Work required - Every entry below must be copied exactly, with nothing left out.

Data shown -
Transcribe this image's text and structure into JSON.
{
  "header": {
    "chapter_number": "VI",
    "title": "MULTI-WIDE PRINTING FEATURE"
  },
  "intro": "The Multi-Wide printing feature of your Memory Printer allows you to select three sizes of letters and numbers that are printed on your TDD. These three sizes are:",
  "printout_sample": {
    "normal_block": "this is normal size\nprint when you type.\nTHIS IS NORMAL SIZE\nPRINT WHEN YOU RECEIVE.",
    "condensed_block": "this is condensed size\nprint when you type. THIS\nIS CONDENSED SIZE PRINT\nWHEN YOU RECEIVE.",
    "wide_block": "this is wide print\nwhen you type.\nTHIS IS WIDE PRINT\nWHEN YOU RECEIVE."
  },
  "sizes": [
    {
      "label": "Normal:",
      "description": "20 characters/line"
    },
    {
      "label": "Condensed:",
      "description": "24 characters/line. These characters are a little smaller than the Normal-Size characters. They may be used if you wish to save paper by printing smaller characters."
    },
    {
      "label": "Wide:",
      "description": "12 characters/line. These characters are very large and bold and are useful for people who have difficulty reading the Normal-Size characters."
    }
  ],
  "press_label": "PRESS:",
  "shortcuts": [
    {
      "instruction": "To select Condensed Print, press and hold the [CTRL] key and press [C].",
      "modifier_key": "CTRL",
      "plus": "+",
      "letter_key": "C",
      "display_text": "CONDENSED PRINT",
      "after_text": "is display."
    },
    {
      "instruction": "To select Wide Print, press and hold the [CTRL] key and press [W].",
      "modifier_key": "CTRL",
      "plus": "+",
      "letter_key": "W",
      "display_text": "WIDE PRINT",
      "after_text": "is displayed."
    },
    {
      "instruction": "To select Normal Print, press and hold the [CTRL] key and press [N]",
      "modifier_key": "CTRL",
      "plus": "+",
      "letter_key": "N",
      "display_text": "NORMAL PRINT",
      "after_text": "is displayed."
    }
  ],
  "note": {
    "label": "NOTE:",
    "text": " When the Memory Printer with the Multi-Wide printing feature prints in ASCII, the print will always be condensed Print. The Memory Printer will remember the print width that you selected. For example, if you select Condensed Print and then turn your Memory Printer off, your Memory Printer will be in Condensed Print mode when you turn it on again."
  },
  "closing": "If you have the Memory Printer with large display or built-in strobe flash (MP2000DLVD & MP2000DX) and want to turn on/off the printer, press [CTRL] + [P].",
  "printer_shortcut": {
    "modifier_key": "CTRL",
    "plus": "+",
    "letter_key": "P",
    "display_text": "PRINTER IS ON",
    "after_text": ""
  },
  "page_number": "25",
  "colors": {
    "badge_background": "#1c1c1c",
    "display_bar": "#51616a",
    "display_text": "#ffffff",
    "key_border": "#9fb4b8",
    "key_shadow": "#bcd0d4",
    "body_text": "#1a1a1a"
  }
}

Completed exercise -
Transcribe this image's text and structure into JSON.
{
  "header": {
    "chapter_number": "VI",
    "title": "MULTI-WIDE PRINTING FEATURE"
  },
  "intro": "The Multi-Wide printing feature of your Memory Printer allows you to select three sizes of letters and numbers that are printed on your TDD. These three sizes are:",
  "printout_sample": {
    "normal_block": "this is normal size\nprint when you type.\nTHIS IS NORMAL SIZE\nPRINT WHEN YOU RECEIVE.",
    "condensed_block": "this is condensed size\nprint when you type. THIS\nIS CONDENSED SIZE PRINT\nWHEN YOU RECEIVE.",
    "wide_block": "this is wide print\nwhen you type.\nTHIS IS WIDE PRINT\nWHEN YOU RECEIVE."
  },
  "sizes": [
    {
      "label": "Normal:",
      "description": "20 characters/line"
    },
    {
      "label": "Condensed:",
      "description": "24 characters/line. These characters are a little smaller than the Normal-Size characters. They may be used if you wish to save paper by printing smaller characters."
    },
    {
      "label": "Wide:",
      "description": "12 characters/line. These characters are very large and bold and are useful for people who have difficulty reading the Normal-Size characters."
    }
  ],
  "press_label": "PRESS:",
  "shortcuts": [
    {
      "instruction": "To select Condensed Print, press and hold the [CTRL] key and press [C].",
      "modifier_key": "CTRL",
      "plus": "+",
      "letter_key": "C",
      "display_text": "CONDENSED PRINT",
      "after_text": "is display."
    },
    {
      "instruction": "To select Wide Print, press and hold the [CTRL] key and press [W].",
      "modifier_key": "CTRL",
      "plus": "+",
      "letter_key": "W",
      "display_text": "WIDE PRINT",
      "after_text": "is displayed."
    },
    {
      "instruction": "To select Normal Print, press and hold the [CTRL] key and press [N]",
      "modifier_key": "CTRL",
      "plus": "+",
      "letter_key": "N",
      "display_text": "NORMAL PRINT",
      "after_text": "is displayed."
    }
  ],
  "note": {
    "label": "NOTE:",
    "text": " When the Memory Printer with the Multi-Wide printing feature prints in ASCII, the print will always be condensed Print. The Memory Printer will remember the print width that you selected. For example, if you select Condensed Print and then turn your Memory Printer off, your Memory Printer will be in Condensed Print mode when you turn it on again."
  },
  "closing": "If you have the Memory Printer with large display or built-in strobe flash (MP2000DLVD & MP2000DX) and want to turn on/off the printer, press [CTRL] + [P].",
  "printer_shortcut": {
    "modifier_key": "CTRL",
    "plus": "+",
    "letter_key": "P",
    "display_text": "PRINTER IS ON",
    "after_text": ""
  },
  "page_number": "25",
  "colors": {
    "badge_background": "#1c1c1c",
    "display_bar": "#51616a",
    "display_text": "#ffffff",
    "key_border": "#9fb4b8",
    "key_shadow": "#bcd0d4",
    "body_text": "#1a1a1a"
  }
}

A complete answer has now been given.